*** Begin section ***

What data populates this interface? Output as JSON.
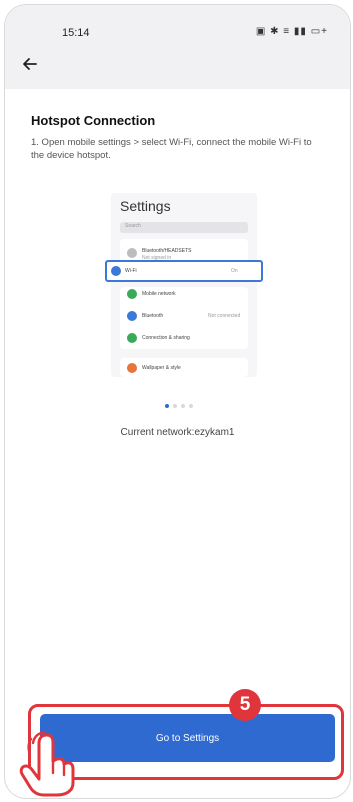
{
  "status_bar": {
    "time": "15:14",
    "icons": "▣ ✱ ≡ ▮▮ ▭+"
  },
  "header": {
    "back_icon": "arrow-left-icon"
  },
  "page": {
    "title": "Hotspot Connection",
    "instruction": "1. Open mobile settings > select Wi-Fi, connect the mobile Wi-Fi to the device hotspot."
  },
  "illustration": {
    "title": "Settings",
    "search_placeholder": "Search",
    "rows": [
      {
        "label": "Bluetooth/HEADSETS",
        "sub": "Not signed in",
        "color": "#bdbdbd",
        "icon": "account-icon"
      },
      {
        "label": "Wi-Fi",
        "value": "On",
        "color": "#3b78d8",
        "icon": "wifi-icon"
      },
      {
        "label": "Mobile network",
        "color": "#3aaa5a",
        "icon": "mobile-network-icon"
      },
      {
        "label": "Bluetooth",
        "value": "Not connected",
        "color": "#3b78d8",
        "icon": "bluetooth-icon"
      },
      {
        "label": "Connection & sharing",
        "color": "#3aaa5a",
        "icon": "sharing-icon"
      },
      {
        "label": "Wallpaper & style",
        "color": "#e7743b",
        "icon": "wallpaper-icon"
      }
    ]
  },
  "pager": {
    "count": 4,
    "active_index": 0
  },
  "network": {
    "text": "Current network:ezykam1"
  },
  "footer": {
    "button_label": "Go to Settings",
    "step_number": "5"
  },
  "colors": {
    "primary": "#2e6ad0",
    "highlight": "#e0353b"
  }
}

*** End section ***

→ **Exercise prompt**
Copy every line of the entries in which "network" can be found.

→ **Your response**
        "label": "Mobile network",
        "icon": "mobile-network-icon"
  "network": {
    "text": "Current network:ezykam1"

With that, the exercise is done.